Action item
Copy every line of the records exactly, without including the images.
• • • • •
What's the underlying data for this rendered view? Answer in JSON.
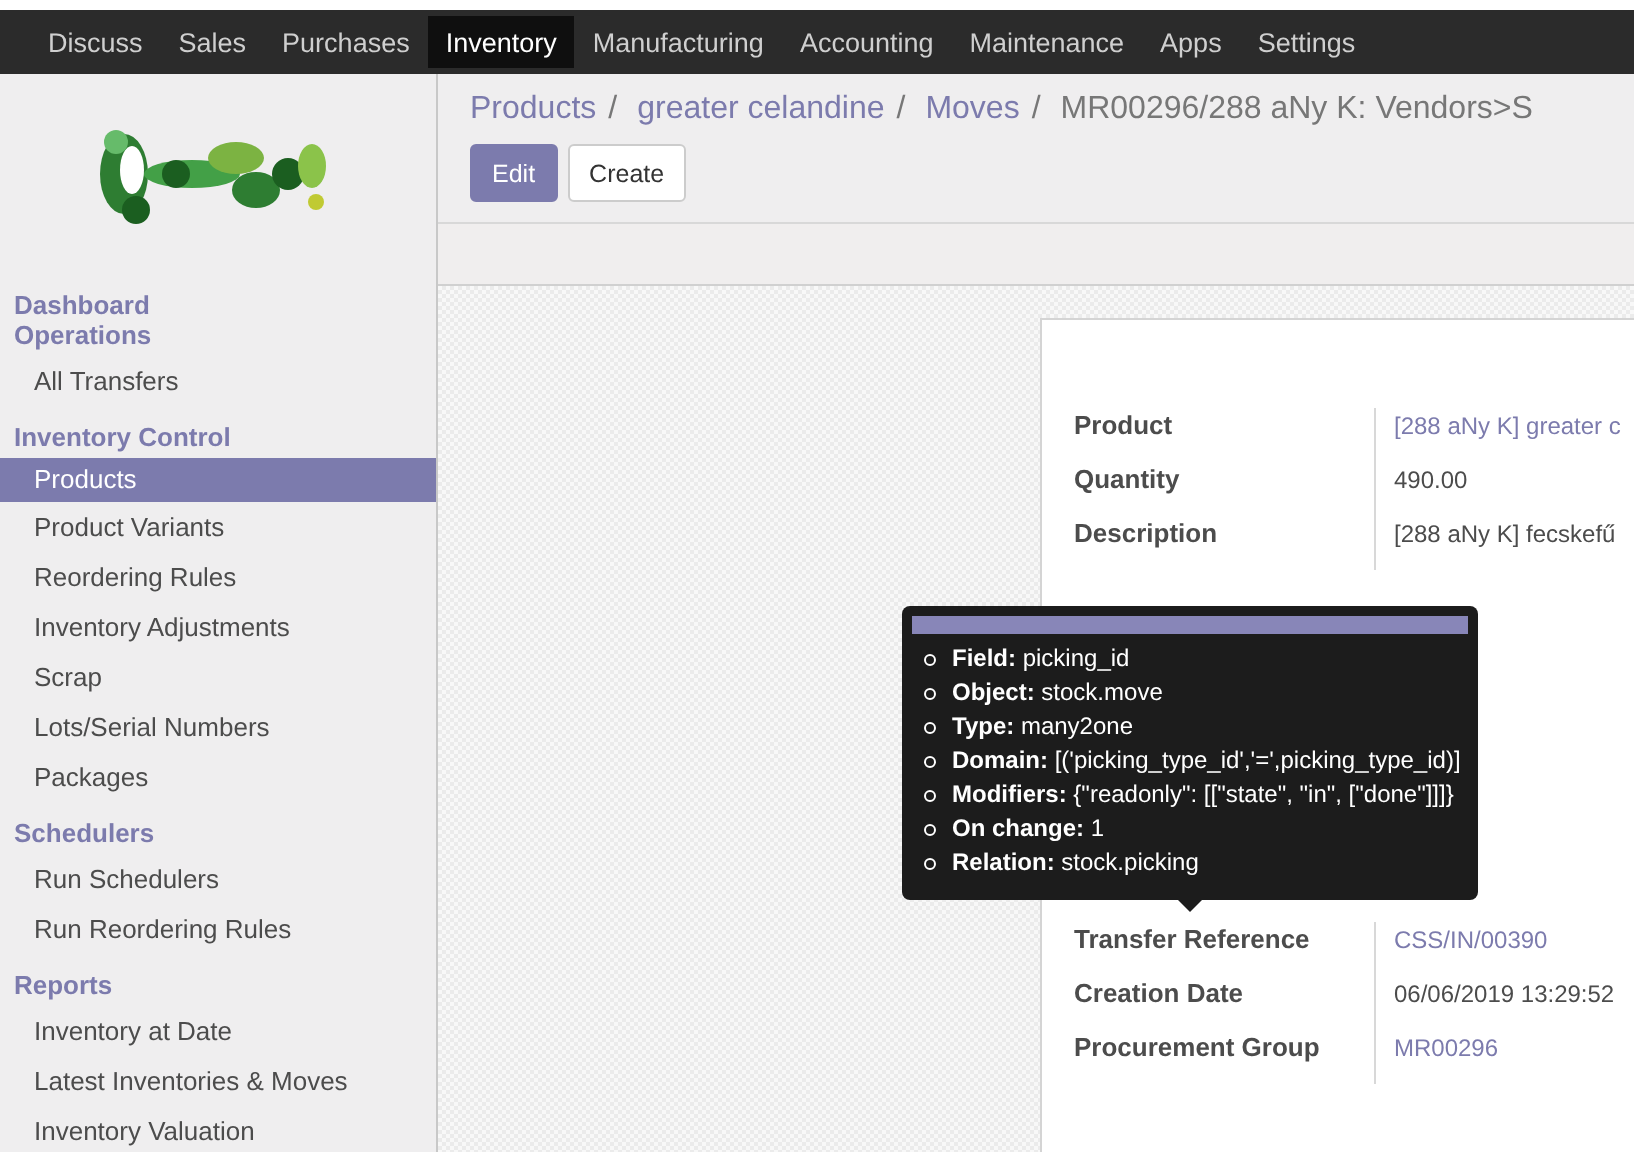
{
  "top_menu": [
    {
      "label": "Discuss",
      "selected": false
    },
    {
      "label": "Sales",
      "selected": false
    },
    {
      "label": "Purchases",
      "selected": false
    },
    {
      "label": "Inventory",
      "selected": true
    },
    {
      "label": "Manufacturing",
      "selected": false
    },
    {
      "label": "Accounting",
      "selected": false
    },
    {
      "label": "Maintenance",
      "selected": false
    },
    {
      "label": "Apps",
      "selected": false
    },
    {
      "label": "Settings",
      "selected": false
    }
  ],
  "sidebar": {
    "sections": [
      {
        "title": "Dashboard"
      },
      {
        "title": "Operations",
        "items": [
          {
            "label": "All Transfers",
            "selected": false
          }
        ]
      },
      {
        "title": "Inventory Control",
        "items": [
          {
            "label": "Products",
            "selected": true
          },
          {
            "label": "Product Variants",
            "selected": false
          },
          {
            "label": "Reordering Rules",
            "selected": false
          },
          {
            "label": "Inventory Adjustments",
            "selected": false
          },
          {
            "label": "Scrap",
            "selected": false
          },
          {
            "label": "Lots/Serial Numbers",
            "selected": false
          },
          {
            "label": "Packages",
            "selected": false
          }
        ]
      },
      {
        "title": "Schedulers",
        "items": [
          {
            "label": "Run Schedulers",
            "selected": false
          },
          {
            "label": "Run Reordering Rules",
            "selected": false
          }
        ]
      },
      {
        "title": "Reports",
        "items": [
          {
            "label": "Inventory at Date",
            "selected": false
          },
          {
            "label": "Latest Inventories & Moves",
            "selected": false
          },
          {
            "label": "Inventory Valuation",
            "selected": false
          }
        ]
      }
    ]
  },
  "breadcrumb": [
    {
      "label": "Products",
      "kind": "link"
    },
    {
      "label": "/",
      "kind": "separator"
    },
    {
      "label": "greater celandine",
      "kind": "link"
    },
    {
      "label": "/",
      "kind": "separator"
    },
    {
      "label": "Moves",
      "kind": "link"
    },
    {
      "label": "/",
      "kind": "separator"
    },
    {
      "label": "MR00296/288 aNy K: Vendors>S",
      "kind": "current"
    }
  ],
  "buttons": [
    {
      "label": "Edit",
      "kind": "primary"
    },
    {
      "label": "Create",
      "kind": "secondary"
    }
  ],
  "form": {
    "groups": [
      {
        "fields": [
          {
            "label": "Product",
            "value": "[288 aNy K] greater c",
            "kind": "link"
          },
          {
            "label": "Quantity",
            "value": "490.00",
            "kind": "text"
          },
          {
            "label": "Description",
            "value": "[288 aNy K] fecskefű",
            "kind": "text"
          }
        ]
      },
      {
        "fields": [
          {
            "label": "Transfer Reference",
            "value": "CSS/IN/00390",
            "kind": "link"
          },
          {
            "label": "Creation Date",
            "value": "06/06/2019 13:29:52",
            "kind": "text"
          },
          {
            "label": "Procurement Group",
            "value": "MR00296",
            "kind": "link"
          }
        ]
      }
    ]
  },
  "tooltip": {
    "items": [
      {
        "key": "Field:",
        "value": "picking_id"
      },
      {
        "key": "Object:",
        "value": "stock.move"
      },
      {
        "key": "Type:",
        "value": "many2one"
      },
      {
        "key": "Domain:",
        "value": "[('picking_type_id','=',picking_type_id)]"
      },
      {
        "key": "Modifiers:",
        "value": "{\"readonly\": [[\"state\", \"in\", [\"done\"]]]}"
      },
      {
        "key": "On change:",
        "value": "1"
      },
      {
        "key": "Relation:",
        "value": "stock.picking"
      }
    ]
  }
}
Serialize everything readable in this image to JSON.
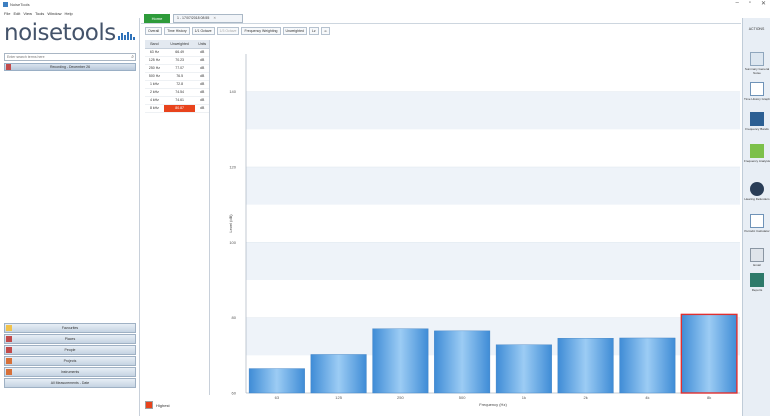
{
  "app": {
    "title": "NoiseTools",
    "logo_text": "noisetools",
    "window_controls": [
      "–",
      "▫",
      "✕"
    ]
  },
  "menu": [
    "File",
    "Edit",
    "View",
    "Tools",
    "Window",
    "Help"
  ],
  "left_panel": {
    "search_placeholder": "Enter search terms here",
    "tree_header": "Recording - December 26",
    "nav_buttons": [
      {
        "label": "Favourites",
        "color": "#f0c24b"
      },
      {
        "label": "Places",
        "color": "#c24b4b"
      },
      {
        "label": "People",
        "color": "#c24b4b"
      },
      {
        "label": "Projects",
        "color": "#d7713a"
      },
      {
        "label": "Instruments",
        "color": "#d7713a"
      },
      {
        "label": "All Measurements - Date"
      }
    ]
  },
  "tabs": {
    "home": "Home",
    "measurement": "1 - 17/07/2018 08:55"
  },
  "toolbar": {
    "items": [
      {
        "label": "Overall",
        "dim": false
      },
      {
        "label": "Time History",
        "dim": false
      },
      {
        "label": "1/1 Octave",
        "dim": false
      },
      {
        "label": "1/3 Octave",
        "dim": true
      },
      {
        "label": "Frequency Weighting",
        "dim": false
      },
      {
        "label": "Unweighted",
        "dim": false
      },
      {
        "label": "Lz",
        "dim": false
      },
      {
        "label": "◂▸",
        "dim": true
      }
    ]
  },
  "table": {
    "headers": [
      "Band",
      "Unweighted",
      "Units"
    ],
    "rows": [
      [
        "63 Hz",
        "66.49",
        "dB"
      ],
      [
        "125 Hz",
        "70.23",
        "dB"
      ],
      [
        "250 Hz",
        "77.07",
        "dB"
      ],
      [
        "500 Hz",
        "76.5",
        "dB"
      ],
      [
        "1 kHz",
        "72.8",
        "dB"
      ],
      [
        "2 kHz",
        "74.54",
        "dB"
      ],
      [
        "4 kHz",
        "74.61",
        "dB"
      ],
      [
        "8 kHz",
        "80.87",
        "dB"
      ]
    ],
    "highlight_row": 7
  },
  "chart_data": {
    "type": "bar",
    "categories": [
      "63",
      "125",
      "250",
      "500",
      "1k",
      "2k",
      "4k",
      "8k"
    ],
    "values": [
      66.49,
      70.23,
      77.07,
      76.5,
      72.8,
      74.54,
      74.61,
      80.87
    ],
    "highlight_index": 7,
    "ylabel": "Level (dB)",
    "xlabel": "Frequency (Hz)",
    "yticks": [
      60,
      80,
      100,
      120,
      140
    ],
    "ylim": [
      60,
      150
    ],
    "bar_color": "#5fa6e6",
    "highlight_border": "#e03030"
  },
  "footer": {
    "legend_label": "Highest",
    "legend_color": "#e8431c"
  },
  "right_panel": {
    "header": "ACTIONS",
    "items": [
      "Summary General Noise",
      "Time History Graph",
      "Frequency Bands",
      "Frequency Analysis",
      "Hearing Defenders",
      "Periodic Calculator",
      "Email",
      "Reports"
    ]
  }
}
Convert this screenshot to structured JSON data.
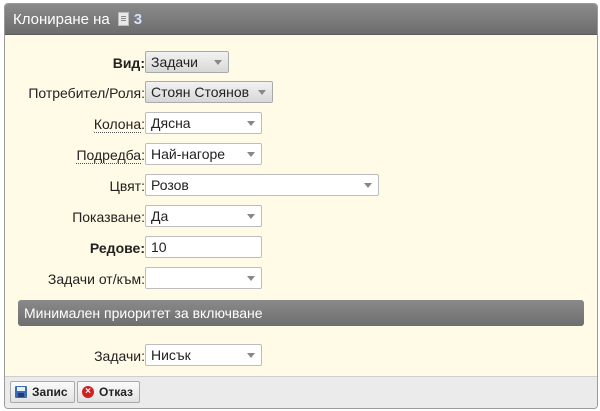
{
  "dialog": {
    "title": "Клониране на",
    "count": "3"
  },
  "form": {
    "vid": {
      "label": "Вид",
      "value": "Задачи"
    },
    "user": {
      "label": "Потребител/Роля",
      "value": "Стоян Стоянов"
    },
    "column": {
      "label": "Колона",
      "value": "Дясна"
    },
    "order": {
      "label": "Подредба",
      "value": "Най-нагоре"
    },
    "color": {
      "label": "Цвят",
      "value": "Розов"
    },
    "show": {
      "label": "Показване",
      "value": "Да"
    },
    "rows": {
      "label": "Редове",
      "value": "10"
    },
    "tasks_from_to": {
      "label": "Задачи от/към",
      "value": ""
    },
    "section_title": "Минимален приоритет за включване",
    "tasks": {
      "label": "Задачи",
      "value": "Нисък"
    }
  },
  "footer": {
    "save_label": "Запис",
    "cancel_label": "Отказ"
  }
}
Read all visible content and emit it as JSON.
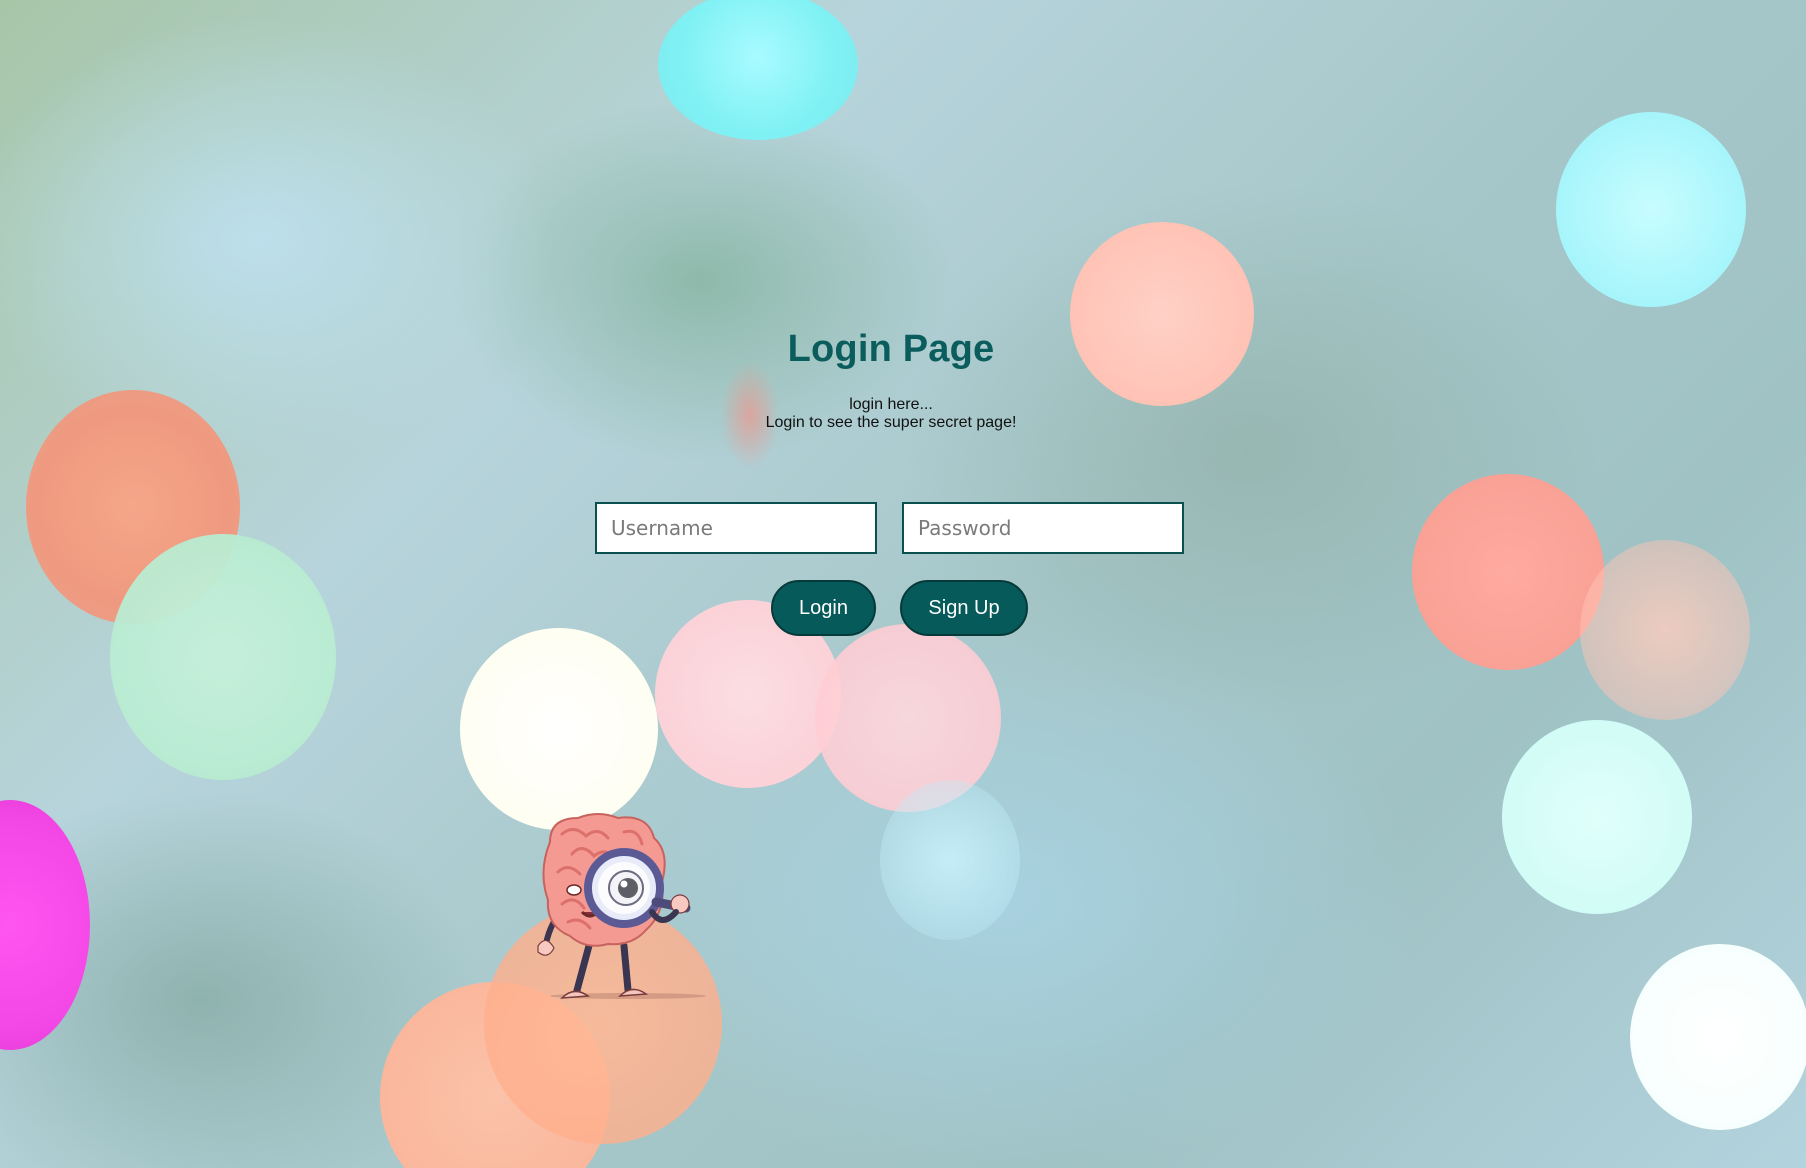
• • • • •
Task output
What's the underlying data for this rendered view? Answer in JSON.
{
  "top_menu": [
    {
      "label": "Discuss",
      "selected": false
    },
    {
      "label": "Sales",
      "selected": false
    },
    {
      "label": "Purchases",
      "selected": false
    },
    {
      "label": "Inventory",
      "selected": true
    },
    {
      "label": "Manufacturing",
      "selected": false
    },
    {
      "label": "Accounting",
      "selected": false
    },
    {
      "label": "Maintenance",
      "selected": false
    },
    {
      "label": "Apps",
      "selected": false
    },
    {
      "label": "Settings",
      "selected": false
    }
  ],
  "sidebar": {
    "sections": [
      {
        "title": "Dashboard"
      },
      {
        "title": "Operations",
        "items": [
          {
            "label": "All Transfers",
            "selected": false
          }
        ]
      },
      {
        "title": "Inventory Control",
        "items": [
          {
            "label": "Products",
            "selected": true
          },
          {
            "label": "Product Variants",
            "selected": false
          },
          {
            "label": "Reordering Rules",
            "selected": false
          },
          {
            "label": "Inventory Adjustments",
            "selected": false
          },
          {
            "label": "Scrap",
            "selected": false
          },
          {
            "label": "Lots/Serial Numbers",
            "selected": false
          },
          {
            "label": "Packages",
            "selected": false
          }
        ]
      },
      {
        "title": "Schedulers",
        "items": [
          {
            "label": "Run Schedulers",
            "selected": false
          },
          {
            "label": "Run Reordering Rules",
            "selected": false
          }
        ]
      },
      {
        "title": "Reports",
        "items": [
          {
            "label": "Inventory at Date",
            "selected": false
          },
          {
            "label": "Latest Inventories & Moves",
            "selected": false
          },
          {
            "label": "Inventory Valuation",
            "selected": false
          }
        ]
      }
    ]
  },
  "breadcrumb": [
    {
      "label": "Products",
      "kind": "link"
    },
    {
      "label": "/",
      "kind": "separator"
    },
    {
      "label": "greater celandine",
      "kind": "link"
    },
    {
      "label": "/",
      "kind": "separator"
    },
    {
      "label": "Moves",
      "kind": "link"
    },
    {
      "label": "/",
      "kind": "separator"
    },
    {
      "label": "MR00296/288 aNy K: Vendors>S",
      "kind": "current"
    }
  ],
  "buttons": [
    {
      "label": "Edit",
      "kind": "primary"
    },
    {
      "label": "Create",
      "kind": "secondary"
    }
  ],
  "form": {
    "groups": [
      {
        "fields": [
          {
            "label": "Product",
            "value": "[288 aNy K] greater c",
            "kind": "link"
          },
          {
            "label": "Quantity",
            "value": "490.00",
            "kind": "text"
          },
          {
            "label": "Description",
            "value": "[288 aNy K] fecskefű",
            "kind": "text"
          }
        ]
      },
      {
        "fields": [
          {
            "label": "Transfer Reference",
            "value": "CSS/IN/00390",
            "kind": "link"
          },
          {
            "label": "Creation Date",
            "value": "06/06/2019 13:29:52",
            "kind": "text"
          },
          {
            "label": "Procurement Group",
            "value": "MR00296",
            "kind": "link"
          }
        ]
      }
    ]
  },
  "tooltip": {
    "items": [
      {
        "key": "Field:",
        "value": "picking_id"
      },
      {
        "key": "Object:",
        "value": "stock.move"
      },
      {
        "key": "Type:",
        "value": "many2one"
      },
      {
        "key": "Domain:",
        "value": "[('picking_type_id','=',picking_type_id)]"
      },
      {
        "key": "Modifiers:",
        "value": "{\"readonly\": [[\"state\", \"in\", [\"done\"]]]}"
      },
      {
        "key": "On change:",
        "value": "1"
      },
      {
        "key": "Relation:",
        "value": "stock.picking"
      }
    ]
  }
}
Serialize everything readable in this image to JSON.
{
  "app": {
    "title": "NoiseTools",
    "logo_text": "noisetools",
    "window_controls": [
      "–",
      "▫",
      "✕"
    ]
  },
  "menu": [
    "File",
    "Edit",
    "View",
    "Tools",
    "Window",
    "Help"
  ],
  "left_panel": {
    "search_placeholder": "Enter search terms here",
    "tree_header": "Recording - December 26",
    "nav_buttons": [
      {
        "label": "Favourites",
        "color": "#f0c24b"
      },
      {
        "label": "Places",
        "color": "#c24b4b"
      },
      {
        "label": "People",
        "color": "#c24b4b"
      },
      {
        "label": "Projects",
        "color": "#d7713a"
      },
      {
        "label": "Instruments",
        "color": "#d7713a"
      },
      {
        "label": "All Measurements - Date"
      }
    ]
  },
  "tabs": {
    "home": "Home",
    "measurement": "1 - 17/07/2018 08:55"
  },
  "toolbar": {
    "items": [
      {
        "label": "Overall",
        "dim": false
      },
      {
        "label": "Time History",
        "dim": false
      },
      {
        "label": "1/1 Octave",
        "dim": false
      },
      {
        "label": "1/3 Octave",
        "dim": true
      },
      {
        "label": "Frequency Weighting",
        "dim": false
      },
      {
        "label": "Unweighted",
        "dim": false
      },
      {
        "label": "Lz",
        "dim": false
      },
      {
        "label": "◂▸",
        "dim": true
      }
    ]
  },
  "table": {
    "headers": [
      "Band",
      "Unweighted",
      "Units"
    ],
    "rows": [
      [
        "63 Hz",
        "66.49",
        "dB"
      ],
      [
        "125 Hz",
        "70.23",
        "dB"
      ],
      [
        "250 Hz",
        "77.07",
        "dB"
      ],
      [
        "500 Hz",
        "76.5",
        "dB"
      ],
      [
        "1 kHz",
        "72.8",
        "dB"
      ],
      [
        "2 kHz",
        "74.54",
        "dB"
      ],
      [
        "4 kHz",
        "74.61",
        "dB"
      ],
      [
        "8 kHz",
        "80.87",
        "dB"
      ]
    ],
    "highlight_row": 7
  },
  "chart_data": {
    "type": "bar",
    "categories": [
      "63",
      "125",
      "250",
      "500",
      "1k",
      "2k",
      "4k",
      "8k"
    ],
    "values": [
      66.49,
      70.23,
      77.07,
      76.5,
      72.8,
      74.54,
      74.61,
      80.87
    ],
    "highlight_index": 7,
    "ylabel": "Level (dB)",
    "xlabel": "Frequency (Hz)",
    "yticks": [
      60,
      80,
      100,
      120,
      140
    ],
    "ylim": [
      60,
      150
    ],
    "bar_color": "#5fa6e6",
    "highlight_border": "#e03030"
  },
  "footer": {
    "legend_label": "Highest",
    "legend_color": "#e8431c"
  },
  "right_panel": {
    "header": "ACTIONS",
    "items": [
      "Summary General Noise",
      "Time History Graph",
      "Frequency Bands",
      "Frequency Analysis",
      "Hearing Defenders",
      "Periodic Calculator",
      "Email",
      "Reports"
    ]
  }
}
Convert this screenshot to structured JSON data.
{
  "dialog": {
    "title": "Клониране на",
    "count": "3"
  },
  "form": {
    "vid": {
      "label": "Вид",
      "value": "Задачи"
    },
    "user": {
      "label": "Потребител/Роля",
      "value": "Стоян Стоянов"
    },
    "column": {
      "label": "Колона",
      "value": "Дясна"
    },
    "order": {
      "label": "Подредба",
      "value": "Най-нагоре"
    },
    "color": {
      "label": "Цвят",
      "value": "Розов"
    },
    "show": {
      "label": "Показване",
      "value": "Да"
    },
    "rows": {
      "label": "Редове",
      "value": "10"
    },
    "tasks_from_to": {
      "label": "Задачи от/към",
      "value": ""
    },
    "section_title": "Минимален приоритет за включване",
    "tasks": {
      "label": "Задачи",
      "value": "Нисък"
    }
  },
  "footer": {
    "save_label": "Запис",
    "cancel_label": "Отказ"
  }
}
Read all visible content and emit it as JSON.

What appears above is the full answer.